■ How to complete this task
Below are the records; pull every line that includes "Test".

═══ Dataset ═══

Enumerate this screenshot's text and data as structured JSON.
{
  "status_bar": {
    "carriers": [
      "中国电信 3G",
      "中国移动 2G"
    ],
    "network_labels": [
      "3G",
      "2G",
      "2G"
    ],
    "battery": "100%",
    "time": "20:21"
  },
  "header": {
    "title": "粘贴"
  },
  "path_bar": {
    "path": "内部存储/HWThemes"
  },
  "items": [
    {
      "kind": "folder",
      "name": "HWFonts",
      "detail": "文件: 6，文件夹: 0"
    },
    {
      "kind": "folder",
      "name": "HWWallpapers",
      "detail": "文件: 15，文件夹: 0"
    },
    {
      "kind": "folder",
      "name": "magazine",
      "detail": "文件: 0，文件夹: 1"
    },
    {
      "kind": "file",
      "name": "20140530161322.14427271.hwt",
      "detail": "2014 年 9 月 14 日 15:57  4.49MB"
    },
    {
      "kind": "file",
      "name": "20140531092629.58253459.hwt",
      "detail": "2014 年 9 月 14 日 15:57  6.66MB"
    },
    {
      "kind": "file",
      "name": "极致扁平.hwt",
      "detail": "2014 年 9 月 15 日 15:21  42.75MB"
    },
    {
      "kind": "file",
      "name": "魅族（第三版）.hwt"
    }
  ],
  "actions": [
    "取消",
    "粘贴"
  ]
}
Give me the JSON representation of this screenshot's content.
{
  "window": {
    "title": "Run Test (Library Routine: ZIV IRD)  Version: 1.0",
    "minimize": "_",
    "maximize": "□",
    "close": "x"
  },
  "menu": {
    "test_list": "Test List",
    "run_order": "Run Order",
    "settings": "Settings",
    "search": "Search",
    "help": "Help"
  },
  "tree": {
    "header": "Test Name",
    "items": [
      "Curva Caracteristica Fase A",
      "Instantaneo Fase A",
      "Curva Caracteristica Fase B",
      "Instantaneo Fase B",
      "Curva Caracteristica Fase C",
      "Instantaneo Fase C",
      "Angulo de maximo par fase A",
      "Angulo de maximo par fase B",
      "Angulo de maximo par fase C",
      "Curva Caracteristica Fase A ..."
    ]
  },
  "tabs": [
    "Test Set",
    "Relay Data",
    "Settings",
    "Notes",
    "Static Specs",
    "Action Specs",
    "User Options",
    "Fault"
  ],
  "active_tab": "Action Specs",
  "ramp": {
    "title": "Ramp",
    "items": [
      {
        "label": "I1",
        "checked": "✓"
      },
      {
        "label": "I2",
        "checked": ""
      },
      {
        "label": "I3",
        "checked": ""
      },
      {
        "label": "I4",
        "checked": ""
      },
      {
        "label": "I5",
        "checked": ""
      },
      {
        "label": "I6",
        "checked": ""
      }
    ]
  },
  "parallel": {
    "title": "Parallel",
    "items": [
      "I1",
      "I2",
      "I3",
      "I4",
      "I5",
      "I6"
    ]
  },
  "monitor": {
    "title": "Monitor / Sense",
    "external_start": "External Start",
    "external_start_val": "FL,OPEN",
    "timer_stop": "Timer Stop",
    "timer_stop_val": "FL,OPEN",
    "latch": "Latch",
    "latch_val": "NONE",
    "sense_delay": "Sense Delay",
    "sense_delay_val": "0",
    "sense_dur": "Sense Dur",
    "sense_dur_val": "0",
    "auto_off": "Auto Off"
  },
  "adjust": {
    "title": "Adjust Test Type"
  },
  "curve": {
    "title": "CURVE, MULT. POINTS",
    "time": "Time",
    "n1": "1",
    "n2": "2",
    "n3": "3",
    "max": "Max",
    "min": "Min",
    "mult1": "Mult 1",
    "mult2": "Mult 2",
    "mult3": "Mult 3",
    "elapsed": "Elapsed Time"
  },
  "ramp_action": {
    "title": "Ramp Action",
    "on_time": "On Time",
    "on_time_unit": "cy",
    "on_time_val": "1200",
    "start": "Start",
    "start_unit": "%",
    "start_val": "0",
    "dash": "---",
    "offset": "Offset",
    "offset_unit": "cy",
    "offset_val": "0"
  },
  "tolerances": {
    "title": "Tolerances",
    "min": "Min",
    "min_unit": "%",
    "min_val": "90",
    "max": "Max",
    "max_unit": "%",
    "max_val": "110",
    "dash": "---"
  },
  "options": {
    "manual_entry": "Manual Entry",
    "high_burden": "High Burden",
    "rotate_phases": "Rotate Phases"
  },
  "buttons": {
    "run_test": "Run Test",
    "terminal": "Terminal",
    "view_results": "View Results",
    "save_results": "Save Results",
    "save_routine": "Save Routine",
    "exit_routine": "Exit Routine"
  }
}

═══

■ Result for this task
    "title": "Run Test (Library Routine: ZIV IRD)  Version: 1.0",
    "test_list": "Test List",
    "header": "Test Name",
    "Test Set",
    "title": "Adjust Test Type"
    "run_test": "Run Test",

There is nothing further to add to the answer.